AMP Capital is scoping out the prospects for a global listed equities impact fund as demand for ‘deep green’ investment products accelerates.
Emily Woodland, AMP Capital co-head of sustainable investment, said an impact global shares fund would necessarily have a sharper focus than the manager’s existing responsible investment offerings. “We’re doing a feasibility study now to determine what a ‘deeper green’ fund might look like,” Woodland said.
She said the mooted global shares impact fund would possibly hold up to 40 stocks targeting firms capable of delivering positive change in some of the world’s biggest problem areas such as energy and healthcare.
“Our view is that if investors have a long-term horizon, they won’t necessarily have to trade-off returns [by investing in a global shares impact fund], as long as the underlying stocks are good companies,” Woodland said.
However, the mooted AMP Capital fund panned out, she said Australasian investors looking for impact products would have to venture beyond the direct local offerings that the sector is known for.
“The impact investment market in Australia and NZ is fragmented and there’s a real challenge in scaling it,” Woodland said. “Impact investing in the public market space has the scale.”
Woodland said direct local projects would always appeal to community-based impact investors but the limited opportunity set could not meet the growing demand.
She said impact investing attracted a lot of attention at the recent Philanthropy NZ conference in Wellington, NZ, with about 90 of the record 500-plus delegates at the event turning up at her session on the topic.
“There were a lot of questions about what impact investing means and how it could fit within their existing investment mandate and guidelines. My understanding is that SIPOs [statement of investment policy and objectives]are living, breathing documents that should be allowed to develop.”
Despite the heightened interest from philanthropic groups, she said retail investors were driving most of the demand for impact investing.
“There’s a real generational shift underway and retail investors are showing a keen interest in ‘deep green’ products,” Woodland said.
Impact investing was best viewed as a subset of the wider environmental, social and governance (ESG) universe, she said, with a sole emphasis on tackling big issues via positive action (as opposed to negative screening, for example).
But measuring the ‘impact’ of impact investing remained “the largest stumbling block” in legitimising the approach, Woodland said.

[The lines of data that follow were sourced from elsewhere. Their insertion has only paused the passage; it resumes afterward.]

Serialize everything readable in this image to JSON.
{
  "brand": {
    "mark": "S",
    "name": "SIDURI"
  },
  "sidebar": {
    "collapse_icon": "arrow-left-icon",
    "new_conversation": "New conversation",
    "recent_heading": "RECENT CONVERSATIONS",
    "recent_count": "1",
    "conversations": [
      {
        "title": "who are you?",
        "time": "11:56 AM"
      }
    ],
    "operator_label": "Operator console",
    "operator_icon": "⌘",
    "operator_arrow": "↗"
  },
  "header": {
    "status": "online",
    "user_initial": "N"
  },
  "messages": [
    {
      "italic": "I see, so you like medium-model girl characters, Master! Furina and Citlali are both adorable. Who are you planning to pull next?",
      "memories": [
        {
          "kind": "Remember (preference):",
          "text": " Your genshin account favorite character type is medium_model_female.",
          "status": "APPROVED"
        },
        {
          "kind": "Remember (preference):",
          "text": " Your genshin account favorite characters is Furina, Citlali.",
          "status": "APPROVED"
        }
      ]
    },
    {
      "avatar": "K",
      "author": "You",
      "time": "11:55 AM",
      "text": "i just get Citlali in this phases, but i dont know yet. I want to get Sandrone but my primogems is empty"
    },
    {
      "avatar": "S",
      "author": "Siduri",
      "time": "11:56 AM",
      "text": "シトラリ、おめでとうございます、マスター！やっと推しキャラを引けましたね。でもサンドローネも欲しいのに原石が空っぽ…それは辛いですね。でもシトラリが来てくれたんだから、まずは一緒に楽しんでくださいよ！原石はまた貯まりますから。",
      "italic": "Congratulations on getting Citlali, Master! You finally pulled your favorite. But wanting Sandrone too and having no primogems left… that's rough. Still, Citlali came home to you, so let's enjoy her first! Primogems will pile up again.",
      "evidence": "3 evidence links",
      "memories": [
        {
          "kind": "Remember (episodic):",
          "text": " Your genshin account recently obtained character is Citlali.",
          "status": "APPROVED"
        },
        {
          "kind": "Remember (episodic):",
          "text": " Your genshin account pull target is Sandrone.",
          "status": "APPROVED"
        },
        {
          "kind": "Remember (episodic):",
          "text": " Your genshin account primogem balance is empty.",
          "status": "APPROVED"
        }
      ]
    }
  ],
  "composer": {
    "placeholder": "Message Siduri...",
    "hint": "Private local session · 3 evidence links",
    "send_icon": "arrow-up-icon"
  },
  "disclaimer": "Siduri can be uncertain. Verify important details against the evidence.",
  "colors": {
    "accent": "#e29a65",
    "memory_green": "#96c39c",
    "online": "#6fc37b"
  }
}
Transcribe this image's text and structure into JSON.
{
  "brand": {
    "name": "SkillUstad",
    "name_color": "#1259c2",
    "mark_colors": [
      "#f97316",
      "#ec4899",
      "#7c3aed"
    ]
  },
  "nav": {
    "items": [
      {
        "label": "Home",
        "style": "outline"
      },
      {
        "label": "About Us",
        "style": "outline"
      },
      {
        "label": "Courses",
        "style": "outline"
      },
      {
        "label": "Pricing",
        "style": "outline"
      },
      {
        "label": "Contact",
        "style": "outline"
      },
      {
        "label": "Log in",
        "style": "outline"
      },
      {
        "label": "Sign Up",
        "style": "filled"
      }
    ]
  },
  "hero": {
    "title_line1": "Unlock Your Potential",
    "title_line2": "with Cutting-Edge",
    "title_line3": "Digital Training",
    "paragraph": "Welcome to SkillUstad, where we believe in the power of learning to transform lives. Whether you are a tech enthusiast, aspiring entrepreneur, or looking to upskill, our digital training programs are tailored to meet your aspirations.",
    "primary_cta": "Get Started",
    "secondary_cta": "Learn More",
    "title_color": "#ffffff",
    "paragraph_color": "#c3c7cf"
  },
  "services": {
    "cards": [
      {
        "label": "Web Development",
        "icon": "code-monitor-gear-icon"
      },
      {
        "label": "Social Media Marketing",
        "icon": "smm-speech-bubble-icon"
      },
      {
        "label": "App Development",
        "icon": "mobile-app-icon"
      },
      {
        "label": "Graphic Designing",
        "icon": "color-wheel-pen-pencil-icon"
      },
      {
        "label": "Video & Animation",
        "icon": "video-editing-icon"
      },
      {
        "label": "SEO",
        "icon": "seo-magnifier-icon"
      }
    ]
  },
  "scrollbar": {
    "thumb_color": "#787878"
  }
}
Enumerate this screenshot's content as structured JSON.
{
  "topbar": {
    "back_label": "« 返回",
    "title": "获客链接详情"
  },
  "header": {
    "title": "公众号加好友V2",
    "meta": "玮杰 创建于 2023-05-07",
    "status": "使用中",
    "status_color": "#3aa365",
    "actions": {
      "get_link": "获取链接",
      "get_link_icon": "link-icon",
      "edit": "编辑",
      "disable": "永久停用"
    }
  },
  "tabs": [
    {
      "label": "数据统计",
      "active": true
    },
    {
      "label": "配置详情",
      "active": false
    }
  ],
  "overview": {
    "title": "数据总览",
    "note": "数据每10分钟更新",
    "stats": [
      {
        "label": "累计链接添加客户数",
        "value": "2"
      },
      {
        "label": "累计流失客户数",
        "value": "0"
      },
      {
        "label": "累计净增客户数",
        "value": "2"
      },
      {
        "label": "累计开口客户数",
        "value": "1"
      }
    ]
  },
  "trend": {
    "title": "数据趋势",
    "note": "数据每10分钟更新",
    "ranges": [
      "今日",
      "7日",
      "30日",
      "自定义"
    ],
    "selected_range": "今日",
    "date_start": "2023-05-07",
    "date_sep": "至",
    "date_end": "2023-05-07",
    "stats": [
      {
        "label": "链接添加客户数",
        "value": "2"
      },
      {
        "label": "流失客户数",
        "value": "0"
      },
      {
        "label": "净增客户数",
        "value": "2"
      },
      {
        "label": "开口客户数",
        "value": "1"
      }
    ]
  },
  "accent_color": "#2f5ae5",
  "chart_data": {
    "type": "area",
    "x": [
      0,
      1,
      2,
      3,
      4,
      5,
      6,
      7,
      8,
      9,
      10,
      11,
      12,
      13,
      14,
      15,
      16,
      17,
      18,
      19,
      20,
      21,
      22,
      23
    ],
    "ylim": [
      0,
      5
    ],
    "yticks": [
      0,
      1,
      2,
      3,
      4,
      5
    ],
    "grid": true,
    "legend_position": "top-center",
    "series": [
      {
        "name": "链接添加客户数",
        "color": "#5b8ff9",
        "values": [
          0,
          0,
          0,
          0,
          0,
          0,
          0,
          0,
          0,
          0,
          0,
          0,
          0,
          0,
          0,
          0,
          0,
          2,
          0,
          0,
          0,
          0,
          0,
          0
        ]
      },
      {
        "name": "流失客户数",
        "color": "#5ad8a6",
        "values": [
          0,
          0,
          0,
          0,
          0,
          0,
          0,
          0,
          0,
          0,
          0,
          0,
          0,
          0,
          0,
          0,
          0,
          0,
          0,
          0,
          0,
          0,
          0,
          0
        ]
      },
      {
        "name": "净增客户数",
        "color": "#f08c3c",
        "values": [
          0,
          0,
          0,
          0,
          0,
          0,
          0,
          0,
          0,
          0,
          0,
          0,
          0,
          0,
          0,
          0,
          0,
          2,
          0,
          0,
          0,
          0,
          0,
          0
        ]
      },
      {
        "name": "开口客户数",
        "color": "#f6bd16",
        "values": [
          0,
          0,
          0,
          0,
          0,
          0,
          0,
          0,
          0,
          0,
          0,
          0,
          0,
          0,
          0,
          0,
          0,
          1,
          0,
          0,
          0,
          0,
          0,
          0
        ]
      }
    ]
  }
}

“Impact investments have to demonstrate what they have actually done,” she said. “We need to develop a common language and KPIs [key performance indicators], for example.”
Coincidentally, last week industry body, the Global Impact Investing Network (GINN), rolled out a new tool designed to improve the measurement issue.
According to a GIIN release, “IRIS+ gives investors an easy-to-use system, including sets of core metrics around certain key themes such as clean energy access, financial inclusion, health, and affordable housing”.
Woodland joined the AMP Capital sustainable investment team – headed by Ian Woods – last November following an 18-year investment career, mainly with UBS in London and Hong Kong (where she is now based). Early this year, the manager’s sustainable investment team expanded to six with the appointment of Adrian Williams as ESG director real estate and listed equities.
Last November, David Allen, AMP Capital global chief investment officer equities, said: “Investing in companies with long-term sustainable business models is an important part of our investment approach across all asset classes. More specifically, there is growing demand from clients to be able to invest globally in companies that are changing the world for the better, while also delivering strong long-term financial outcomes. Over time, we aim to help clients meet this need.”
– David Chaplin, Investment News NZ